At lunchtime I bought a huge orange— The size of it made us all laugh. I peeled it and shared it with Robert and Dave— They got quarters and I had a half.
And that orange, it made me so happy, As ordinary things often do Just lately. The shopping. A walk in the park. This is peace and contentment. It’s new.
The rest of the day was quite easy. I did all the jobs on my list And enjoyed them and had some time over. I love you. I’m glad I exist. ~Wendy Cope “The Orange”
I close my eyes, savor a wafer of sacred cake on my tongue and try to taste my mother, to discern the message she baked in these loaves when she was too ill to eat them:
I love you. It will end. Leave something of sweetness and substance in the mouth of the world. ~Anna Belle Kaufman “Cold Solace”
Each day brings something special to my life, so I peel it carefully to find what hides inside, all the while inhaling its fragrance then carefully, slowly, gently lifting it to my mouth to savor it, knowing only love, only loving, could taste this sweet.
O saving Victim, opening wide The gate of Heaven to us below; Our foes press hard on every side; Your aid supply; Your strength bestow. To your great name be endless praise, Immortal Godhead, One in Three. O grant us endless length of days, In our true native land with thee. Amen. ~translation of St. Thomas Acquinas’ Eucharist hymn “O Salutaris Hostia”
O salutaris Hostia,
Quae caeli pandis ostium:
Bella premunt hostilia,
Da robur, fer auxilium.
Uni trinoque Domino

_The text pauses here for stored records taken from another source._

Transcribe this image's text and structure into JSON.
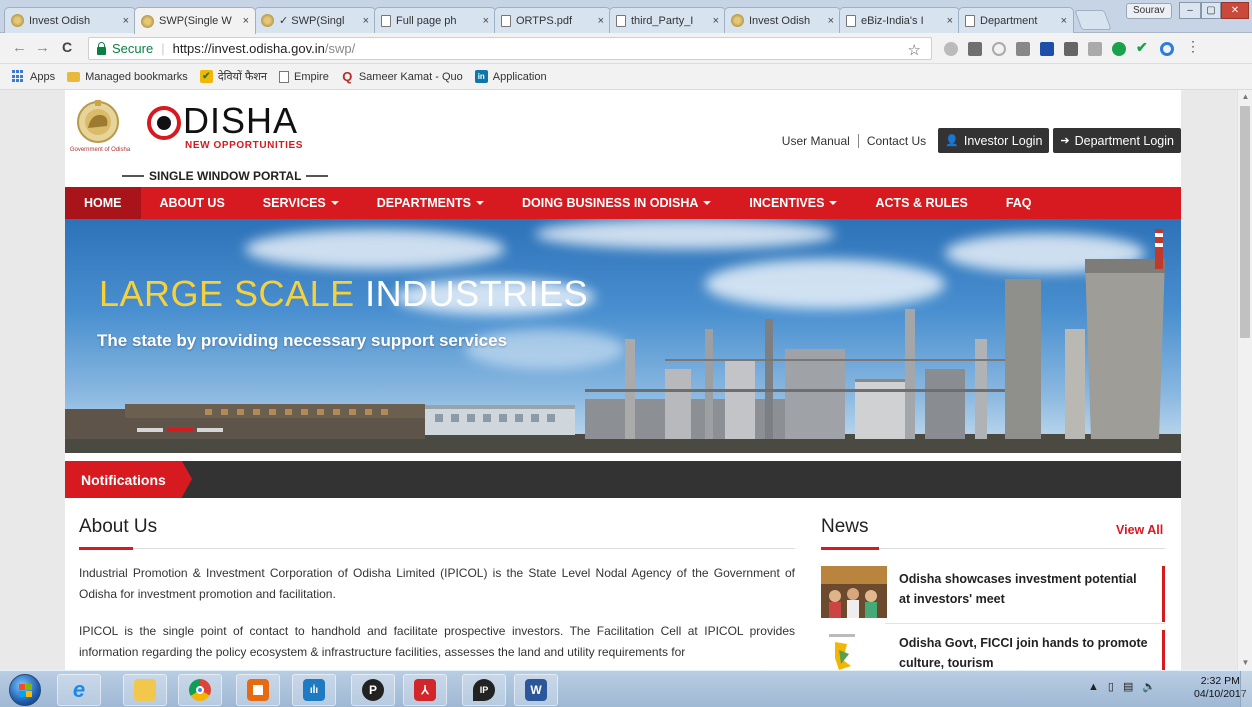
{
  "browser": {
    "tabs": [
      {
        "title": "Invest Odish",
        "icon": "emblem-icon",
        "active": false
      },
      {
        "title": "SWP(Single W",
        "icon": "emblem-icon",
        "active": true
      },
      {
        "title": "✓ SWP(Singl",
        "icon": "emblem-icon",
        "active": false
      },
      {
        "title": "Full page ph",
        "icon": "document-icon",
        "active": false
      },
      {
        "title": "ORTPS.pdf",
        "icon": "document-icon",
        "active": false
      },
      {
        "title": "third_Party_I",
        "icon": "document-icon",
        "active": false
      },
      {
        "title": "Invest Odish",
        "icon": "emblem-icon",
        "active": false
      },
      {
        "title": "eBiz-India's I",
        "icon": "document-icon",
        "active": false
      },
      {
        "title": "Department",
        "icon": "document-icon",
        "active": false
      }
    ],
    "tab_close": "×",
    "profile_name": "Sourav",
    "window_controls": {
      "minimize": "–",
      "maximize": "▢",
      "close": "✕"
    },
    "nav": {
      "back": "←",
      "forward": "→",
      "reload": "C"
    },
    "security_label": "Secure",
    "url_host": "https://invest.odisha.gov.in",
    "url_path": "/swp/",
    "star": "☆",
    "bookmarks": [
      {
        "label": "Apps",
        "icon": "apps-grid-icon"
      },
      {
        "label": "Managed bookmarks",
        "icon": "folder-icon"
      },
      {
        "label": "देवियों फैशन",
        "icon": "bookmark-yellow-icon"
      },
      {
        "label": "Empire",
        "icon": "document-icon"
      },
      {
        "label": "Sameer Kamat - Quo",
        "icon": "quora-icon"
      },
      {
        "label": "Application",
        "icon": "linkedin-icon"
      }
    ]
  },
  "site": {
    "govt_label": "Government of Odisha",
    "brand_name": "DISHA",
    "brand_tagline": "NEW OPPORTUNITIES",
    "portal_name": "SINGLE WINDOW PORTAL",
    "top_links": [
      "User Manual",
      "Contact Us"
    ],
    "investor_login": "Investor Login",
    "department_login": "Department Login",
    "nav": [
      {
        "label": "HOME",
        "dropdown": false,
        "active": true
      },
      {
        "label": "ABOUT US",
        "dropdown": false,
        "active": false
      },
      {
        "label": "SERVICES",
        "dropdown": true,
        "active": false
      },
      {
        "label": "DEPARTMENTS",
        "dropdown": true,
        "active": false
      },
      {
        "label": "DOING BUSINESS IN ODISHA",
        "dropdown": true,
        "active": false
      },
      {
        "label": "INCENTIVES",
        "dropdown": true,
        "active": false
      },
      {
        "label": "ACTS & RULES",
        "dropdown": false,
        "active": false
      },
      {
        "label": "FAQ",
        "dropdown": false,
        "active": false
      }
    ],
    "banner": {
      "title_highlight": "LARGE SCALE",
      "title_rest": "INDUSTRIES",
      "subtitle": "The state by providing necessary support services",
      "slides": 3,
      "active_slide": 1
    },
    "notifications_label": "Notifications",
    "about": {
      "title": "About Us",
      "paragraphs": [
        "Industrial Promotion & Investment Corporation of Odisha Limited (IPICOL) is the State Level Nodal Agency of the Government of Odisha for investment promotion and facilitation.",
        "IPICOL is the single point of contact to handhold and facilitate prospective investors. The Facilitation Cell at IPICOL provides information regarding the policy ecosystem & infrastructure facilities, assesses the land and utility requirements for"
      ]
    },
    "news": {
      "title": "News",
      "view_all": "View All",
      "items": [
        "Odisha showcases investment potential at investors' meet",
        "Odisha Govt, FICCI join hands to promote culture, tourism"
      ]
    }
  },
  "taskbar": {
    "time": "2:32 PM",
    "date": "04/10/2017",
    "tray_expand": "▲"
  },
  "colors": {
    "brand_red": "#d71920",
    "dark_bar": "#333333",
    "secure_green": "#0b8043"
  }
}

Sit sempiterna gloria,
Qui vitam sine termino
Nobis donet in patria.
We stand outside the gate, incapable of opening it ourselves, watching as He throws it open wide. We choose to enter into the endless length of days, or we choose to remain outside, lingering in the familiar confines of what we know, though it destroys us.
There we shall rest and we shall see; we shall see and we shall love; we shall love and we shall praise. Behold what shall be in the end and shall not end. ~Augustine of Hippo
I came here to study hard things – rock mountain and salt sea – and to temper my spirit on their edges. “Teach me thy ways, O Lord” is, like all prayers, a rash one, and one I cannot but recommend. These mountains — Mount Baker and the Sisters and Shuksan, the Canadian Coastal Range and the Olympics on the peninsula — are surely the edge of the known and comprehended world…. That they bear their own unimaginable masses and weathers aloft, holding them up in the sky for anyone to see plain, makes them, as Chesterton said of the Eucharist, only the more mysterious by their very visibility and absence of secrecy. ~Annie Dillard from Holy the Firm
“I feel thin, sort of stretched, like butter scraped over too much bread.”
— J.R.R. Tolkien
It is not supposed to happen while taking vacation days from work. I’m supposed to be well-rested, eager to return to work and ready for the next challenge. Instead, some viral crud has collided with my immune system and won; I’ve spent the last 24 hours with chills, fever, muscle aches and no appetite. I was thinking my strange dreams and overwhelming laziness over the previous two days was just the real “me” coming out while on vacation, but now I know it was the real virus instead.
I try to go at 100 miles per hour in my professional and personal life to get everything done, rarely taking breaks as I feel I’ll never regain the momentum needed. I’m finding that approach to life can’t be sustained, either because my body can’t do it any longer, or more likely, my brain doesn’t easily stretch that thin any longer. I’m realizing there may a steady pace that is sustainable and I need to find it. Right now that pace is from bed to bathroom to computer and back to bed. I hope to aim for a little more adventure tomorrow.
When I am stretched too thin–when tears flow easy–it is time to slow down and taste the bread and not worry about buttering it.
It is time for the body to be restored by the Body.